Task: Within these entries, which lines include the string "JSON"? Copy each one.

[[ Input, beginning ]]

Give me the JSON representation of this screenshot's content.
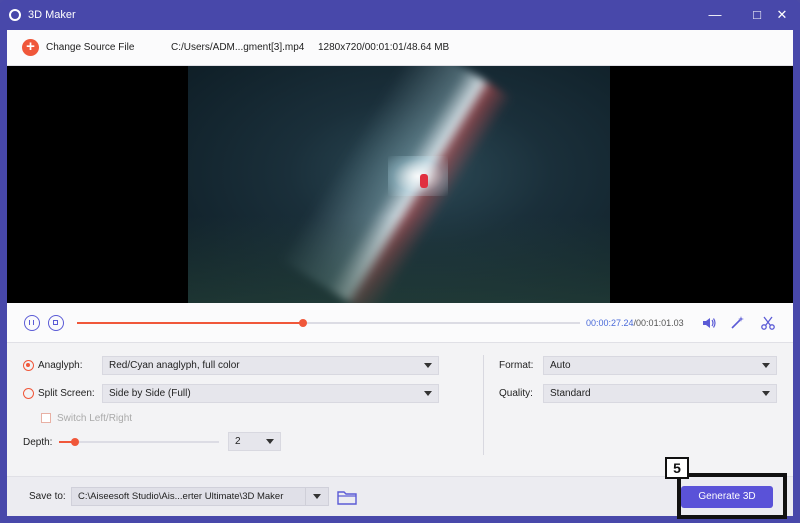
{
  "window": {
    "title": "3D Maker",
    "controls": [
      "minimize-icon",
      "maximize-icon",
      "close-icon"
    ]
  },
  "toolbar": {
    "change_source_label": "Change Source File",
    "file_path": "C:/Users/ADM...gment[3].mp4",
    "file_info": "1280x720/00:01:01/48.64 MB"
  },
  "player": {
    "current_time": "00:00:27.24",
    "total_time": "/00:01:01.03",
    "progress_fraction": 0.45
  },
  "settings": {
    "anaglyph_label": "Anaglyph:",
    "anaglyph_value": "Red/Cyan anaglyph, full color",
    "split_screen_label": "Split Screen:",
    "split_screen_value": "Side by Side (Full)",
    "switch_label": "Switch Left/Right",
    "depth_label": "Depth:",
    "depth_value": "2",
    "depth_fraction": 0.1,
    "format_label": "Format:",
    "format_value": "Auto",
    "quality_label": "Quality:",
    "quality_value": "Standard"
  },
  "footer": {
    "save_to_label": "Save to:",
    "save_path": "C:\\Aiseesoft Studio\\Ais...erter Ultimate\\3D Maker",
    "generate_label": "Generate 3D"
  },
  "callout": {
    "number": "5"
  },
  "colors": {
    "accent": "#f0573a",
    "primary": "#5a52d8",
    "frame": "#4848aa"
  }
}
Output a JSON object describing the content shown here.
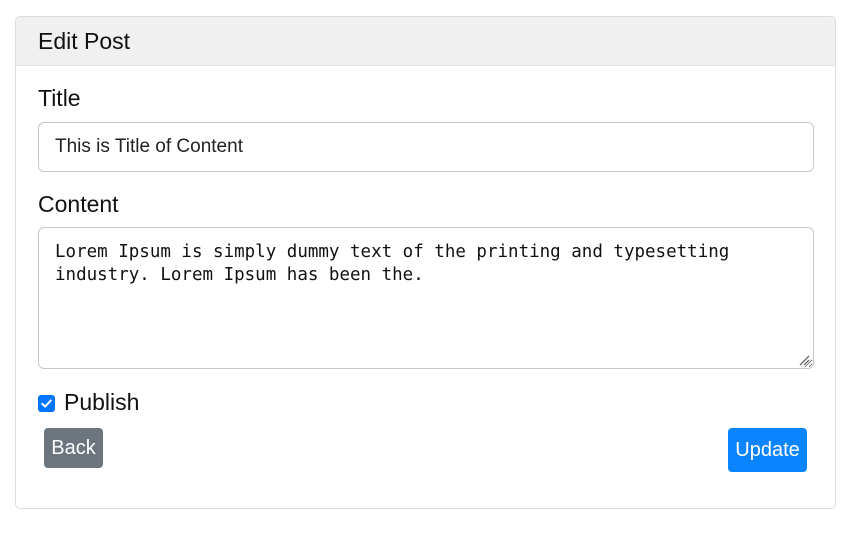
{
  "card": {
    "header": "Edit Post"
  },
  "form": {
    "title_label": "Title",
    "title_value": "This is Title of Content",
    "content_label": "Content",
    "content_value": "Lorem Ipsum is simply dummy text of the printing and typesetting industry. Lorem Ipsum has been the.",
    "publish_label": "Publish",
    "publish_checked": true
  },
  "buttons": {
    "back_label": "Back",
    "update_label": "Update"
  },
  "colors": {
    "header_bg": "#f0f0f0",
    "back_button": "#6c757d",
    "update_button": "#0a84ff",
    "checkbox": "#0075ff"
  },
  "icons": {
    "checkbox": "check-icon",
    "textarea_resize": "resize-grip-icon"
  }
}
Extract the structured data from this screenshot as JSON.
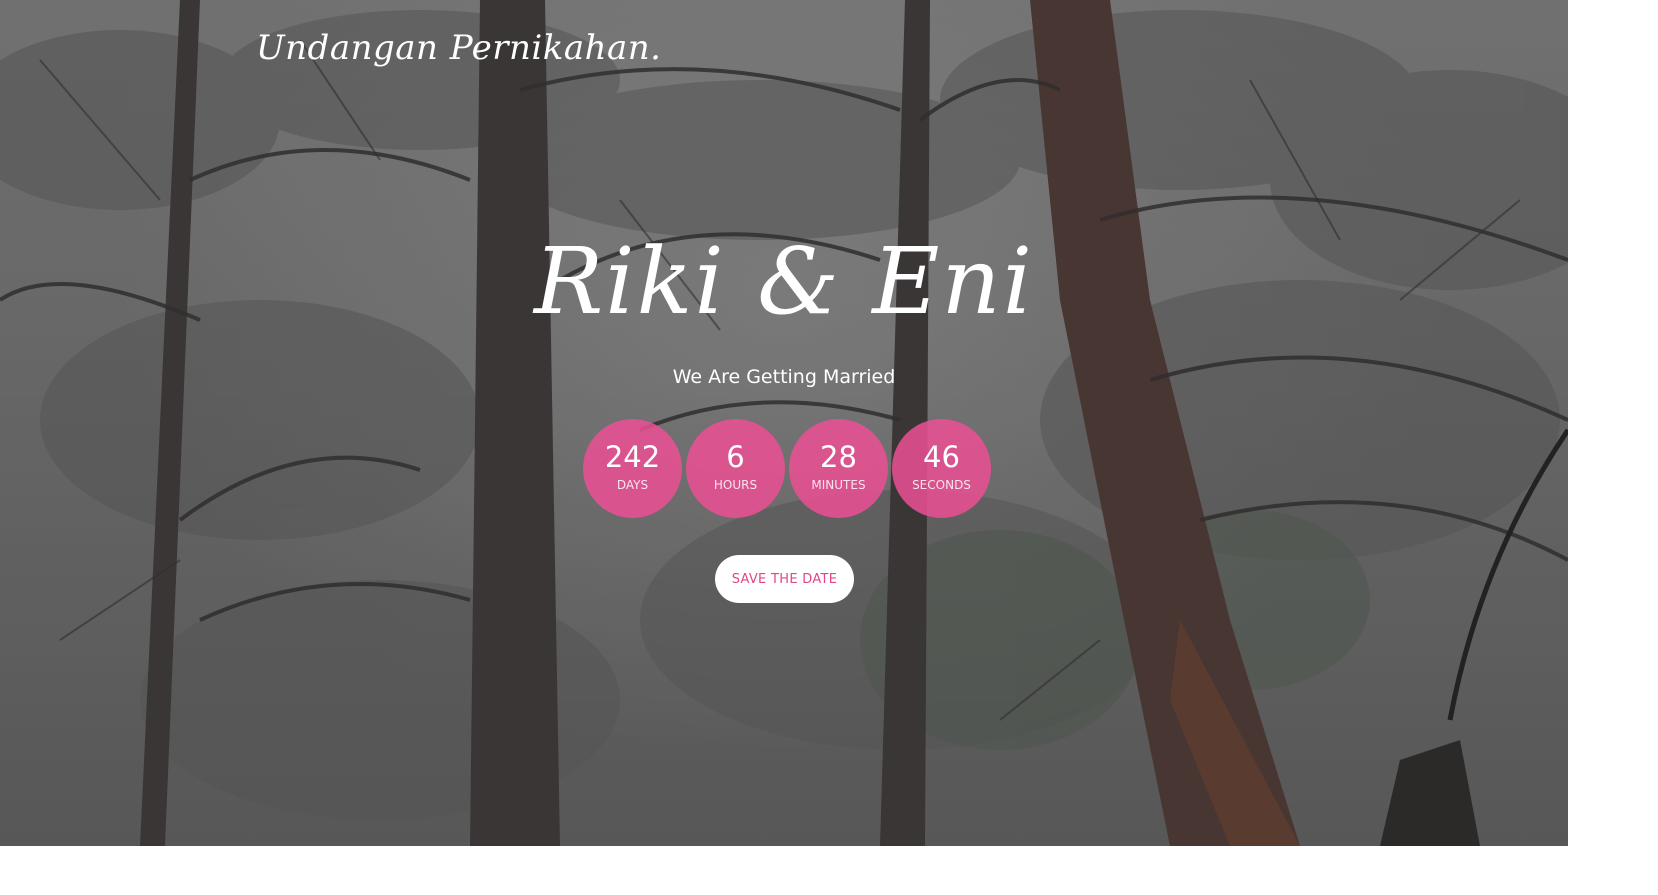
{
  "nav": {
    "brand": "Undangan Pernikahan."
  },
  "hero": {
    "couple_names": "Riki & Eni",
    "tagline": "We Are Getting Married"
  },
  "countdown": {
    "days": {
      "value": "242",
      "label": "DAYS"
    },
    "hours": {
      "value": "6",
      "label": "HOURS"
    },
    "minutes": {
      "value": "28",
      "label": "MINUTES"
    },
    "seconds": {
      "value": "46",
      "label": "SECONDS"
    }
  },
  "cta": {
    "save_label": "SAVE THE DATE"
  },
  "colors": {
    "accent": "#e2458c",
    "countdown_bg": "#ec4f94",
    "text": "#ffffff"
  }
}
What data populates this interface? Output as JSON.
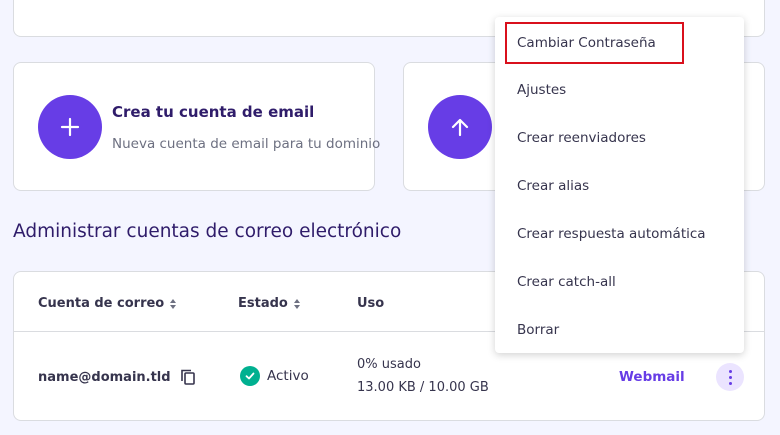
{
  "cards": {
    "create_email": {
      "title": "Crea tu cuenta de email",
      "subtitle": "Nueva cuenta de email para tu dominio",
      "icon": "plus-icon"
    },
    "upload": {
      "icon": "arrow-up-icon"
    }
  },
  "section": {
    "title": "Administrar cuentas de correo electrónico"
  },
  "table": {
    "headers": {
      "email": "Cuenta de correo",
      "status": "Estado",
      "usage": "Uso"
    },
    "rows": [
      {
        "email": "name@domain.tld",
        "status": "Activo",
        "usage_percent": "0% usado",
        "usage_size": "13.00 KB / 10.00 GB",
        "action": "Webmail"
      }
    ]
  },
  "menu": {
    "items": [
      "Cambiar Contraseña",
      "Ajustes",
      "Crear reenviadores",
      "Crear alias",
      "Crear respuesta automática",
      "Crear catch-all",
      "Borrar"
    ],
    "highlighted_index": 0
  },
  "colors": {
    "accent": "#673de6",
    "success": "#00b090",
    "highlight": "#d9101c"
  }
}
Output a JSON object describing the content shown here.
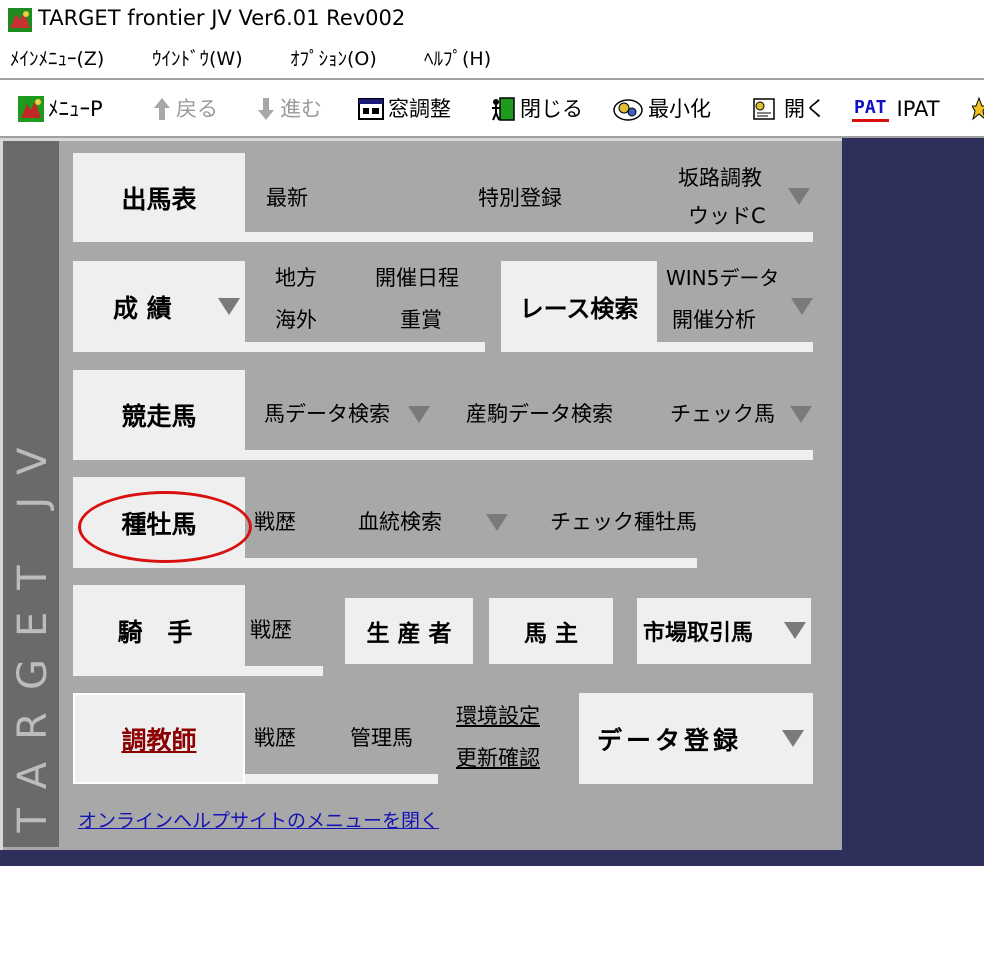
{
  "window": {
    "title": "TARGET frontier JV  Ver6.01  Rev002"
  },
  "menubar": [
    "ﾒｲﾝﾒﾆｭｰ(Z)",
    "ｳｲﾝﾄﾞｳ(W)",
    "ｵﾌﾟｼｮﾝ(O)",
    "ﾍﾙﾌﾟ(H)"
  ],
  "toolbar": {
    "menu_p": "ﾒﾆｭｰP",
    "back": "戻る",
    "forward": "進む",
    "window_adjust": "窓調整",
    "close": "閉じる",
    "minimize": "最小化",
    "open": "開く",
    "ipat_badge": "PAT",
    "ipat": "IPAT"
  },
  "sidebar": {
    "text": "TARGET JV"
  },
  "rows": {
    "shutsuba": {
      "main": "出馬表",
      "latest": "最新",
      "special": "特別登録",
      "hanro": "坂路調教",
      "wood": "ウッドC"
    },
    "seiseki": {
      "main": "成 績",
      "chiho": "地方",
      "kaigai": "海外",
      "schedule": "開催日程",
      "jusho": "重賞",
      "race_search": "レース検索",
      "win5": "WIN5データ",
      "analysis": "開催分析"
    },
    "horse": {
      "main": "競走馬",
      "data_search": "馬データ検索",
      "foal_search": "産駒データ検索",
      "check": "チェック馬"
    },
    "stallion": {
      "main": "種牡馬",
      "record": "戦歴",
      "pedigree": "血統検索",
      "check": "チェック種牡馬"
    },
    "jockey": {
      "main": "騎 手",
      "record": "戦歴",
      "breeder": "生 産 者",
      "owner": "馬 主",
      "market": "市場取引馬"
    },
    "trainer": {
      "main": "調教師",
      "record": "戦歴",
      "managed": "管理馬",
      "settings": "環境設定",
      "update": "更新確認",
      "register": "データ登録"
    }
  },
  "footer": {
    "online_help": "オンラインヘルプサイトのメニューを閉く"
  },
  "colors": {
    "panel": "#a8a8a8",
    "button": "#efefef",
    "background": "#2f2f5c",
    "highlight": "#d81010",
    "trainer_text": "#8b0000"
  }
}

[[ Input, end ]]

Exercise answer:
Give me the JSON representation of this screenshot's content.
Output a JSON object describing the content shown here.
Extract the structured data from this screenshot as JSON.
What data populates this interface? Output as JSON.
Output a JSON object describing the content shown here.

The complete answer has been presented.